- [Task goal] A single figure is the whole answer: the number of lines in the records that contain "small".

Stored items from a collection
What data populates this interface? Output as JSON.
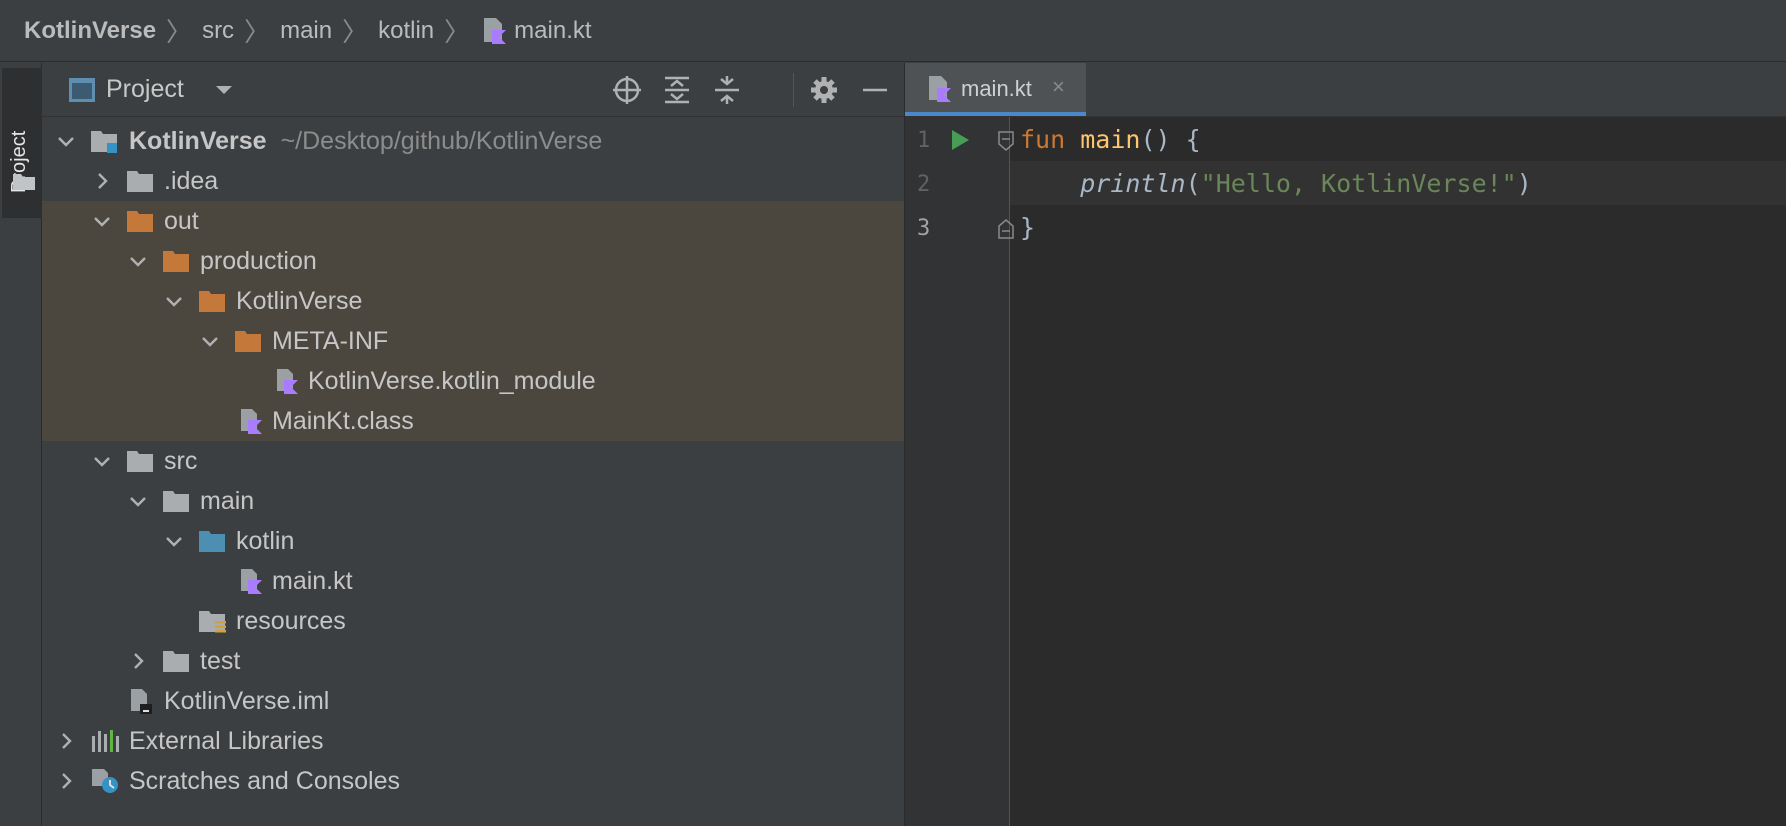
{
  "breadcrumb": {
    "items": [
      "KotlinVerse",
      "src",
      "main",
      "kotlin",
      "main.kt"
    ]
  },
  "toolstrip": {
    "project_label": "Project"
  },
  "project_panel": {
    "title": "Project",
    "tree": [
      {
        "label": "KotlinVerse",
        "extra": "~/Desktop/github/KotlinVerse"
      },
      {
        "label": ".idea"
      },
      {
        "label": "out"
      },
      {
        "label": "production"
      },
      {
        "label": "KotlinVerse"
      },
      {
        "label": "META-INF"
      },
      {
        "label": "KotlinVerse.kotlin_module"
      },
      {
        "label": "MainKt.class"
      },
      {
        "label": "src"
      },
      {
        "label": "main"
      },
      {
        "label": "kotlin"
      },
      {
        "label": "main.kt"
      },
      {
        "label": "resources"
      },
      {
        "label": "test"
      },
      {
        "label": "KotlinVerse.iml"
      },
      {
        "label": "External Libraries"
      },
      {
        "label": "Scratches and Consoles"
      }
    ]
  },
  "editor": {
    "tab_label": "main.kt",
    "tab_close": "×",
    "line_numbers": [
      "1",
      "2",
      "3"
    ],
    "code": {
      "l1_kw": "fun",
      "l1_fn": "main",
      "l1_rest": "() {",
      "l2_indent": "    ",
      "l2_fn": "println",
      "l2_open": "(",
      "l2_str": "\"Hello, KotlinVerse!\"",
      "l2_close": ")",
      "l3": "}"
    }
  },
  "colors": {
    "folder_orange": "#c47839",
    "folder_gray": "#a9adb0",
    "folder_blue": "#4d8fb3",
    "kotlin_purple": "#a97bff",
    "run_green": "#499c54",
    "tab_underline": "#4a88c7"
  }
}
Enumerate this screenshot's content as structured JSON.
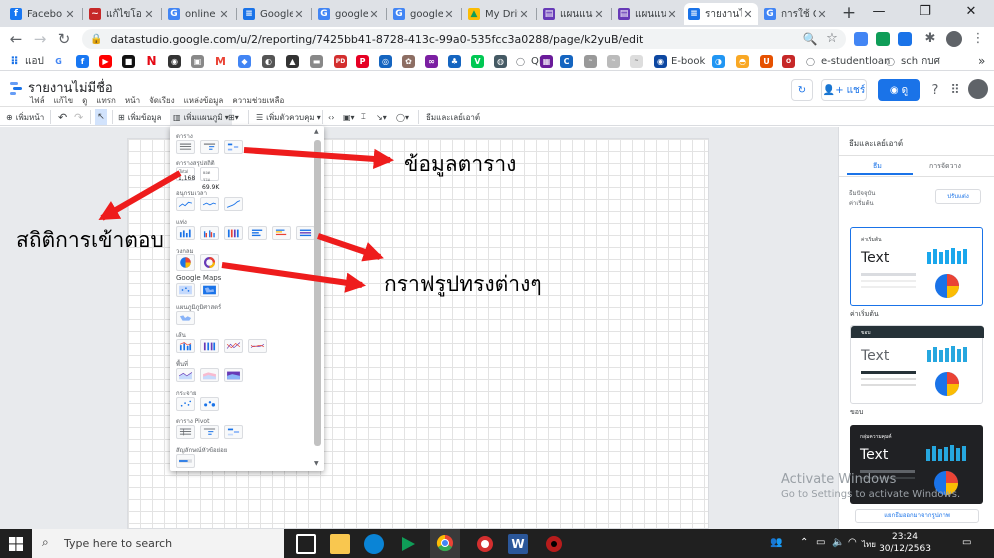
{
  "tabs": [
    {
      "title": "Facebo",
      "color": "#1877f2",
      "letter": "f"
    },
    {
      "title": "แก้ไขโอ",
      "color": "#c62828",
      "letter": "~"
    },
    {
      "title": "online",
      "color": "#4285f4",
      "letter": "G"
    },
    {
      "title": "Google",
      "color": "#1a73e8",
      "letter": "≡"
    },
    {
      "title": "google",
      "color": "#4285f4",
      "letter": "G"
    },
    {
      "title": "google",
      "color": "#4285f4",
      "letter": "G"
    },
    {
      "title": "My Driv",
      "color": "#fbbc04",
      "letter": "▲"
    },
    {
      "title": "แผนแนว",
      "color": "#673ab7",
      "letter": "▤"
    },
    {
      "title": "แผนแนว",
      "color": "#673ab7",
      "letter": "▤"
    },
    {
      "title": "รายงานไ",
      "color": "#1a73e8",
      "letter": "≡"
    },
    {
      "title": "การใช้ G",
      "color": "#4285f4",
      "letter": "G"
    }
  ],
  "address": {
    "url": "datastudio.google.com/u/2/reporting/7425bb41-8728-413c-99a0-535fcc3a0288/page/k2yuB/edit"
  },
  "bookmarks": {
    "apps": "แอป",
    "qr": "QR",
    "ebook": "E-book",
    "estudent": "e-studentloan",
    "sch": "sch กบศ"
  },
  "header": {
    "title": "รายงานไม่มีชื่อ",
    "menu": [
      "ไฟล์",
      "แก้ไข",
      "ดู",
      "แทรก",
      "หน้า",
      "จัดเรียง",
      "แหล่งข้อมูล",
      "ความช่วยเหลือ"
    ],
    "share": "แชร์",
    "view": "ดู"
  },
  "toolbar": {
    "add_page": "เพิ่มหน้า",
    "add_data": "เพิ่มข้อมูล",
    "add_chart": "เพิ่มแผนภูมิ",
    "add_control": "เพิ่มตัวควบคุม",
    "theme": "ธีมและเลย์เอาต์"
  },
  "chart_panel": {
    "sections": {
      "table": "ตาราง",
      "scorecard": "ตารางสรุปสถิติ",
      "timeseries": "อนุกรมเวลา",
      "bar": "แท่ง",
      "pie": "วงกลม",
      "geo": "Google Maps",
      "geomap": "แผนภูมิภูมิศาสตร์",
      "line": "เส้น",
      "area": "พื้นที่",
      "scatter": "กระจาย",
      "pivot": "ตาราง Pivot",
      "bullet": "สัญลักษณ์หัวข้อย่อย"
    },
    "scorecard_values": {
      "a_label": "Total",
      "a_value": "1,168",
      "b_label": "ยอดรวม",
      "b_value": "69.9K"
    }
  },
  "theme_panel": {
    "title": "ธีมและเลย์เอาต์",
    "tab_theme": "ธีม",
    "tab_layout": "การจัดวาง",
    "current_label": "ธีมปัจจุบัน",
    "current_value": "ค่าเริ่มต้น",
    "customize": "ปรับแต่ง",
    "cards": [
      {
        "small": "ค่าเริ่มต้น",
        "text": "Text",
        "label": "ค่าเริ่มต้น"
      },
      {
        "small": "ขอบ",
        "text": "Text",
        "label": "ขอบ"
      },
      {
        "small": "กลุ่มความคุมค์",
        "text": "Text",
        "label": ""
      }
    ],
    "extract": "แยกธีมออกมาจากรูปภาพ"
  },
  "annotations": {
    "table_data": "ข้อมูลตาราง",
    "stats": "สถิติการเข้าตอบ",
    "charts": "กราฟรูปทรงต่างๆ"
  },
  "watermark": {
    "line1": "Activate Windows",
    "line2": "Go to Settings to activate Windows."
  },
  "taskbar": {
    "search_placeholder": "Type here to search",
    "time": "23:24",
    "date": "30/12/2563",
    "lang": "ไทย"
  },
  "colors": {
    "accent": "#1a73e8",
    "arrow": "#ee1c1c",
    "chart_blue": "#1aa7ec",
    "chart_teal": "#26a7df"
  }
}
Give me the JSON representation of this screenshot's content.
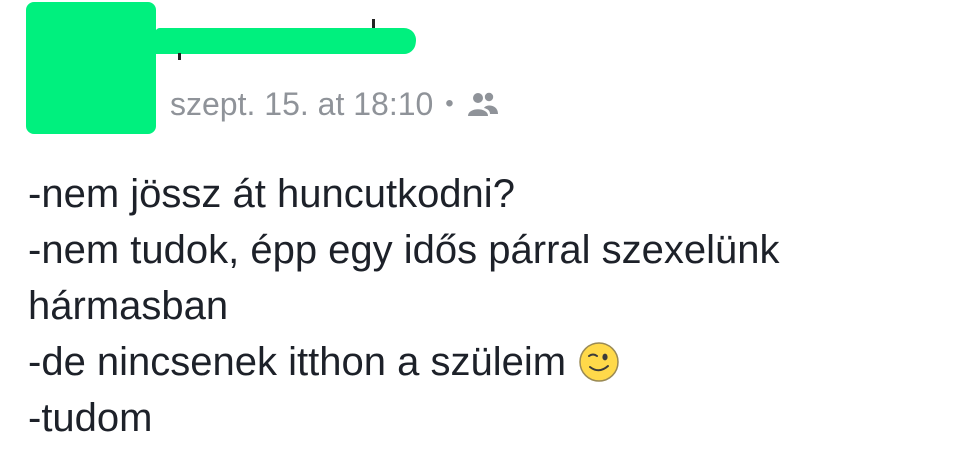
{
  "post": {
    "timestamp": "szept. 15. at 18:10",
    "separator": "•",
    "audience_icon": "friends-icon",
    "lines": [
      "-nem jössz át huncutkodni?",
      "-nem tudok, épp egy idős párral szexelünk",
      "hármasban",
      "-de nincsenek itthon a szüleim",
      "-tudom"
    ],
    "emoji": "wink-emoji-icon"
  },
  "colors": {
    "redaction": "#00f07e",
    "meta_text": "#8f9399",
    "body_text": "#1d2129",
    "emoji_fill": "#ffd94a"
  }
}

- [Answer for this exercise] 3